National Celiac Disease Awareness Day – September 13, 2019

Thu Sep 12

National Celiac Disease Awareness Day, every September 13, is a good time to examine this little-known disease that affects about 3 million Americans. Celiac disease is a genetic autoimmune disorder in which  a person who suffers from this affliction can’t consume gluten,  a protein found in wheat, rye and barley.  The afflicted person’s immune system responds by attacking the small intestine and inhibiting the absorption of important nutrients. Left undiagnosed or untreated, celiac disease can lead to other disorders, including cancer, osteoporosis and infertility. This year, on National Celiac Disease Awareness Day, learn a little more and share what you learn.

National Celiac Disease Awareness Day timeline

​1952

​Researchers celebrate a breakthrough

Scientists in Birmingham, England, link celiac disease with gluten for the first time.

​1908

Celiac and children

​​American physician, Christian Herter, publishes a book on children afflicted with what he dubs "intestinal infantilism."

​AD 100

​Celiac disease is diagnosed

Greek physician, Aretaeus, gives one of the first descriptions of celiac disease, which the doctor calls," koiliakos," an abdominal infection.

How to Observe National Celiac Disease Awareness Day

  1. Try a gluten-free diet

    Some people — unaware of their own sensitivity to gluten — find that they feel much better when they stop eating foods containing the protein. As more information comes out about celiac disease, more people will make life-changing decisions to lead gluten-free lives.

  2. Learn where gluten hides

    Foods like soups, salad dressings and soy sauce can unexpectedly contain gluten. If you're eating out, don't be afraid to ask if a food contains gluten.

  3. Reading food labels

    This is always good advice, whether you're suffering from celiac disease or not. One of the best ways to monitor our health is to monitor what we put in our bodies.

5 Life-saving Facts To Know About Celiac Disease

  1. ​Who gets it?

    Celiac disease is more common in Caucasians, women, people with Down syndrome, and patients with type 1 diabetes.

  2. ​Gluten sensitivity and celiac disease are different

    ​People with gluten sensitivity may experience bloating and diarrhea — but only people with celiac disease have compromised immune systems as a result of this disease.

  3. ​The numbers are rising

    The number of Americans with celiac disease is increasing — possibly due to increased awareness and better diagnostic techniques.

  4. ​Childhood symptoms

    ​Digestive symptoms are more common in infants and children.
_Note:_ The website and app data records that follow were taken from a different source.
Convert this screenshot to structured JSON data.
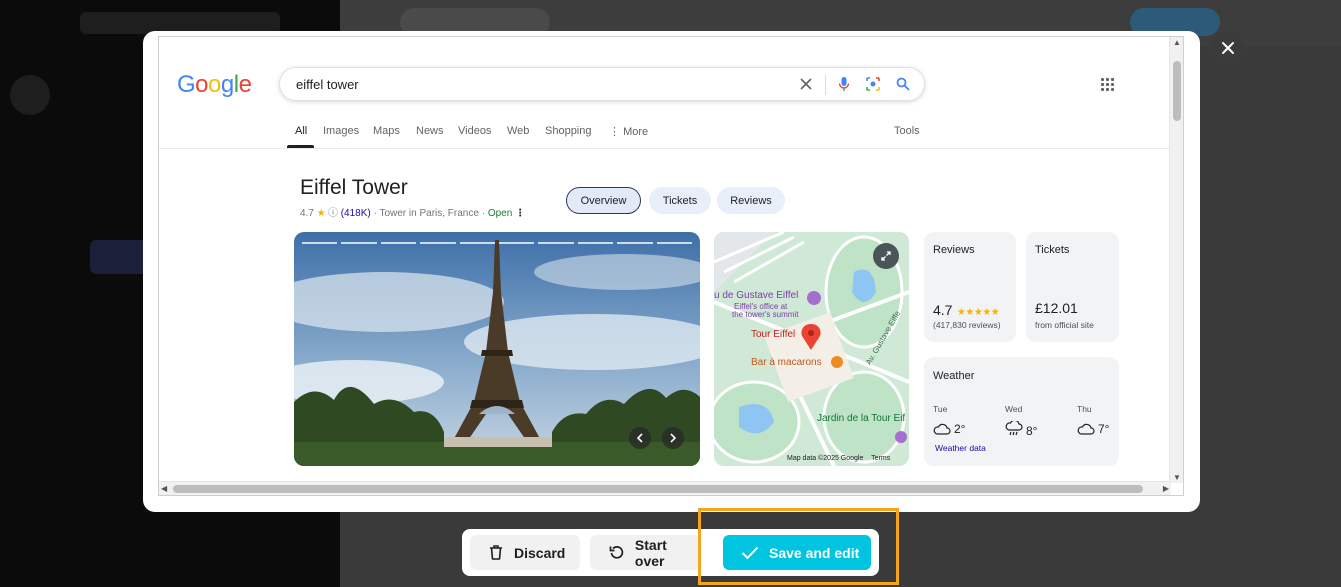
{
  "search": {
    "query": "eiffel tower",
    "tabs": [
      "All",
      "Images",
      "Maps",
      "News",
      "Videos",
      "Web",
      "Shopping",
      "More"
    ],
    "tools_label": "Tools"
  },
  "logo": {
    "letters": [
      "G",
      "o",
      "o",
      "g",
      "l",
      "e"
    ]
  },
  "panel": {
    "title": "Eiffel Tower",
    "rating": "4.7",
    "rating_count": "(418K)",
    "subtitle": "· Tower in Paris, France ·",
    "open_status": "Open",
    "chips": [
      "Overview",
      "Tickets",
      "Reviews"
    ]
  },
  "map": {
    "label_museum": "u de Gustave Eiffel",
    "label_office1": "Eiffel's office at",
    "label_office2": "the tower's summit",
    "label_tower": "Tour Eiffel",
    "label_bar": "Bar à macarons",
    "label_avenue": "Av. Gustave Eiffe",
    "label_garden": "Jardin de la Tour Eif",
    "attribution": "Map data ©2025 Google",
    "terms": "Terms"
  },
  "reviews_card": {
    "title": "Reviews",
    "rating": "4.7",
    "count": "(417,830 reviews)"
  },
  "tickets_card": {
    "title": "Tickets",
    "price": "£12.01",
    "source": "from official site"
  },
  "weather_card": {
    "title": "Weather",
    "days": [
      {
        "day": "Tue",
        "temp": "2°",
        "icon": "cloud-icon"
      },
      {
        "day": "Wed",
        "temp": "8°",
        "icon": "rain-cloud-icon"
      },
      {
        "day": "Thu",
        "temp": "7°",
        "icon": "cloud-icon"
      }
    ],
    "link": "Weather data"
  },
  "actions": {
    "discard": "Discard",
    "start_over": "Start over",
    "save_and_edit": "Save and edit"
  },
  "colors": {
    "accent": "#00c4e0",
    "highlight": "#f5a51b",
    "google_blue": "#4285F4",
    "google_red": "#EA4335",
    "google_yellow": "#FBBC05",
    "google_green": "#34A853"
  }
}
These include abdominal pain, diarrhea, vomiting, and constipation.

  5. ​Adult symptoms

    ​The list is fairly long: watch for (among other symptoms) unexplained iron-deficiency anemia, fatigue, bone or joint pain, arthritis, osteoporosis or osteopenia (bone loss), liver disorders and depression.

Why National Celiac Disease Day is Important
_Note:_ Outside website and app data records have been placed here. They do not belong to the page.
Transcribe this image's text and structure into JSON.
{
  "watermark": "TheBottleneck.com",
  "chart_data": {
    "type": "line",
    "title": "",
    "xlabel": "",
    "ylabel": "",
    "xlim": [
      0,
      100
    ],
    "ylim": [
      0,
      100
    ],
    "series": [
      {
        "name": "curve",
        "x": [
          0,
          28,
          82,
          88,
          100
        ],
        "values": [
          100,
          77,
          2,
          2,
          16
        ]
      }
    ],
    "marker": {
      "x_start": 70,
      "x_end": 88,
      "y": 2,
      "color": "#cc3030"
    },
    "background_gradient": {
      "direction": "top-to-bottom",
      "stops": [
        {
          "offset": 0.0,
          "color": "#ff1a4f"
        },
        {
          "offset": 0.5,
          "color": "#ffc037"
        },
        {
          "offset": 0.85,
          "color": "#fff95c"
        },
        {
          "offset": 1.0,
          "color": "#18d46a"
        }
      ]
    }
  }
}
  1. It helps researchers follow and record undiagnosed cases

    The University of Chicago Celiac Disease Center estimates that about 97 percent of celiac cases go undiagnosed in the U.S., leaving many people to suffer needlessly.

  2. It leads to questions — and hopefully, answers
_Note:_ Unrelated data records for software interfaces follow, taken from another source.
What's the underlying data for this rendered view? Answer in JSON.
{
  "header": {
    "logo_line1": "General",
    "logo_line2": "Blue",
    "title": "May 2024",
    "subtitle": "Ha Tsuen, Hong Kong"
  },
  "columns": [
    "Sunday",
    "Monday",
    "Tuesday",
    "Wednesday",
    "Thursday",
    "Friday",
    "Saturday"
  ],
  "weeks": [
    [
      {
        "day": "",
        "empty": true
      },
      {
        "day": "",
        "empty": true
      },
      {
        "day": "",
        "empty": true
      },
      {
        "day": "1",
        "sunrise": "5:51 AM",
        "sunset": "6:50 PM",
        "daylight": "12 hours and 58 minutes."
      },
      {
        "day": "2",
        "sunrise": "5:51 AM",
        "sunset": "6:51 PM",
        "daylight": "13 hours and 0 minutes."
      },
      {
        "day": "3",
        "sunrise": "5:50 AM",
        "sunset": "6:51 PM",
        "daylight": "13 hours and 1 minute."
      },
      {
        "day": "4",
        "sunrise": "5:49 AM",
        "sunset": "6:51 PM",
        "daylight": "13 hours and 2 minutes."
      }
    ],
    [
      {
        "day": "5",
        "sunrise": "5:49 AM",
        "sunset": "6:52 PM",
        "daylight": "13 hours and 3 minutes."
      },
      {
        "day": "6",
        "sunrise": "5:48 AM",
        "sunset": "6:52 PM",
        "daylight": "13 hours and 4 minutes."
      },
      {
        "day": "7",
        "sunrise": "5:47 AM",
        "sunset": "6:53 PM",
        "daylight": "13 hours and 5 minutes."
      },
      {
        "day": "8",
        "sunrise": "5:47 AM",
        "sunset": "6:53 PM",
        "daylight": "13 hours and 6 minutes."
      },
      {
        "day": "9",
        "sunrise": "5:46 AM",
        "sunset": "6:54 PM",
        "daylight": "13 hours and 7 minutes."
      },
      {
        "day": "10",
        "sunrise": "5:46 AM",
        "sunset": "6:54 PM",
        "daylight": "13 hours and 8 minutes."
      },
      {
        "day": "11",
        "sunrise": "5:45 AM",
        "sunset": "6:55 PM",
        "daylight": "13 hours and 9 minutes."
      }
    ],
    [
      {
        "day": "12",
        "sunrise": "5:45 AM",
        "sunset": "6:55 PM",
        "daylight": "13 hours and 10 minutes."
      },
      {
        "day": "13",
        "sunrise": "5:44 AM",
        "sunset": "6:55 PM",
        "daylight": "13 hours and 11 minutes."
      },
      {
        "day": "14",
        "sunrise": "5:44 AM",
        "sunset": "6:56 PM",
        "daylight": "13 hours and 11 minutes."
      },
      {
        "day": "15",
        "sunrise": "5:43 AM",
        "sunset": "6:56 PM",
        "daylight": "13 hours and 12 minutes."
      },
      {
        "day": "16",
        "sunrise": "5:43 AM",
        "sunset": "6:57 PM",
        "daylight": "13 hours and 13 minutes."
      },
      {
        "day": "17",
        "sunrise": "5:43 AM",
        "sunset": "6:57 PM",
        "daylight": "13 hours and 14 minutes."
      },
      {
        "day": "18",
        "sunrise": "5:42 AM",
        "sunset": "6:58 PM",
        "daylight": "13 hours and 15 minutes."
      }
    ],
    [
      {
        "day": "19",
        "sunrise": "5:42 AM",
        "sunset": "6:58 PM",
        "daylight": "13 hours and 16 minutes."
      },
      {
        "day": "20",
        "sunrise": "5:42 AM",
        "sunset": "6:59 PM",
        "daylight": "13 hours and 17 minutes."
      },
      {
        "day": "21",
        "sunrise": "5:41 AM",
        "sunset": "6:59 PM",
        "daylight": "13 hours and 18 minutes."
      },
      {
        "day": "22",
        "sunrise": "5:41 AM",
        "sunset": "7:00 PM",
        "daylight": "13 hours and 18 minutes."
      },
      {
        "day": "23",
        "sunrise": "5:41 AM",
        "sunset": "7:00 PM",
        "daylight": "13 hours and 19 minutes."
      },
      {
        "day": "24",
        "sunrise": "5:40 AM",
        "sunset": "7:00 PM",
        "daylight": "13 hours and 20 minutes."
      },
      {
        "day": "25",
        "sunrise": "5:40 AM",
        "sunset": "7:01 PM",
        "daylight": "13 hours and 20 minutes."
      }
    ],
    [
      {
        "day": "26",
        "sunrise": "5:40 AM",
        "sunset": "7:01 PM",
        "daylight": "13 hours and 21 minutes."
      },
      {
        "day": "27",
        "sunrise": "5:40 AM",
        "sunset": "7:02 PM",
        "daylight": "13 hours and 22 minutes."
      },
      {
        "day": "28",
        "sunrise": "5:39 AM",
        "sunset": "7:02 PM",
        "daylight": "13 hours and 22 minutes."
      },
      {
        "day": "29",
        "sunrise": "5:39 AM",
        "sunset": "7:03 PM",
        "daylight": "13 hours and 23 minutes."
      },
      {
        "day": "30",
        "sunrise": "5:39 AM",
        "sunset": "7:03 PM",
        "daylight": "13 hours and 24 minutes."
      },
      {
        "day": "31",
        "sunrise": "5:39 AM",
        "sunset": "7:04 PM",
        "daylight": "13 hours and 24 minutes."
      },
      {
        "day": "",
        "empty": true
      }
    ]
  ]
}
    It's the perfect time to ask questions about our overall health, especially since so many people are unaware that celiac disease can affect parts of the body that seem unrelated to the digestive system (e.g., skin rash, joint pain).

  3. It may affect you or someone you know

    Celiac disease reportedly affects one percent of all Americans, so this observance can help spread valuable information. Spread the word!

National Celiac Disease Awareness Day dates
YearDateDay
2019September 13Friday
2020September 13Sunday
2021September 13Monday
2022September 13Tuesday
2023September 13Wednesday